There is plenty for an artist to consider when putting together their personal kit of tattoo supplies. Over time, any reputable artist will have honed their ability to put together an effective toolkit for their work and gained an understanding of how each part of their set of tattoo supplies works side by side for them to create their best pieces. Aside from the impressive creativity and artistry that a tattoo artist demonstrates when working the ink into the skin of a client to create their vision, it is their depth of understanding of their tattoo supplies that makes an artist a true master of their craft.

By being aware of the ins and outs of their toolkit, an artist can know without a moment’s hesitation which combination of tattoo supplies they will need for a session before it has even begun. Some artists will go as far as to have an impressively detailed knowledge of the inner workings of each of their tattoo supplies and will pride themselves on their technical adeptness as well as their artistic abilities. Whilst having a clear grasp of the mechanics and make-up of different tattoo supplies can seem a distant step for apprentice artists, it is a useful approach to have from the get-go.
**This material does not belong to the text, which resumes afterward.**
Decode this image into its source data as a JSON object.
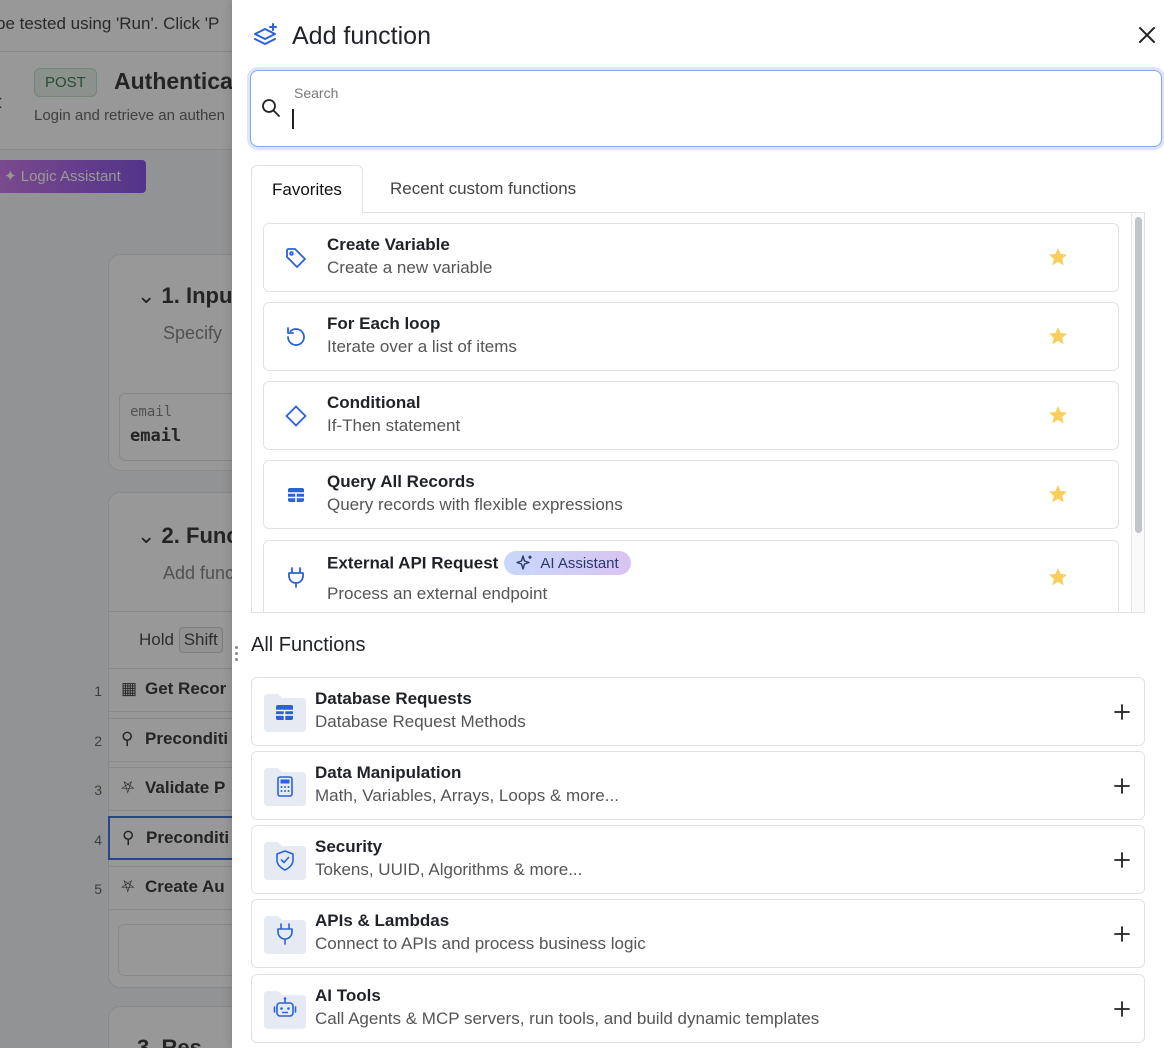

Taking a step back and gaining an overview of what makes each piece of tattoo equipment effective is simple enough and doing this can develop a solid foundation to build on. By looking at a few different scenarios and thinking about the tattoo supplies that will step up to perform in them, an artist can gain a picture of how well the different parts of their toolkit work together. Using the example of shading work, let’s take a look at which tattoo supplies show their strengths and complement each other to allow an artist to do what they do best for this type of work.

Choosing Which Machine To Make Use Of

Shading is a standard skill that should be part of any artist’s repertoire. Whilst an artist’s abilities are what bring a piece of shading work to life, it is their tattoo supplies that make it possible. Perhaps one of the most critical tattoo supplies is the tool that an artist will use and rely on time and time again, their tattoo machine. The toss up between rotary and coil machines is one that has stood the test of time. The key thing to consider here is that whilst a rotary machine is versatile and ready to tackle both lining and shading, coil machines aren’t so easily matched to a range of styles. For shading work, a shader coil machine should do the trick. With their longer spring and greater power to push a larger number of needles, shader machines have been made for exactly this work.

Next Up, Needles

Once an artist has decided on the machine that they are going ahead with for a piece of shading work, they’ll need to pick the tattoo supplies that will be its accomplice for the job. To complete the perfect partnership, an artist will need the needles that are suited to shading work just as well as their tattoo machine is. Needles are pretty important as tattoo supplies go, without the right selection an artist will find achieving the finish that they are reaching for near impossible. Let’s not forget that whilst an artist might be disappointed if the piece that they have produced is sub-par and doesn’t meet their usual standards, it is the client that quite literally has to live with it.

Round shaders can be a reliable option to call on when setting out with shading, but they might not suit all pieces. When selecting these tattoo supplies, magnums are often the go-to for artists beginning a piece of shading work. Whether an artist chooses a weaved magnum or its more tightly packed cousin, the stacked magnum, these needles are ultra-efficient. Thanks to the density of needles in a magnum, an artist will need fewer strokes to complete their shading work, making things smoother flowing for them and more comfortable for their client in the chair. Let’s not move on from needles just yet though, bugpins aren’t to be forgotten about. As an ever so slightly less popular option, bugpins might not have won over the masses just yet but they can be a useful means of producing a nice gradient within a piece.

Inks That Add Depth

Last but not least, no set of shading work tattoo supplies would be complete without an artist having inks that they can trust. The beauty of a piece of shading isn’t only a direct result of how an artist uses their tools, it is also down to the shades of ink that they have at their disposal. This area of tattoo supplies is practically overflowing with options for artists to look forward to using as ink brands have stepped up to meet artists’ demands. Along with colour palettes that are more varied than ever, an artist has a multitude of grey washes to choose from to carry out their shading work. With an abundance of shades at their workstation, an artist can add real depth to their piece to really bring their client’s vision to life.

It’s not uncommon for an artist to feel uncertain about getting to know the technical aspects of their tattoo supplies, particularly if they are just beginning to find their feet and learn their craft. However, being able to put together powerful pairings that will work for the session that they are sitting down for is essential. This knowledge lets an artist really rely on their tattoo supplies and create some of their most striking pieces. We stock an extensive range of high-quality tattoo supplies at our Nottingham store to suit all styles of work. Visit us to place your order and ask us any questions about which tattoo supplies complement each other, or make your selection from our online store: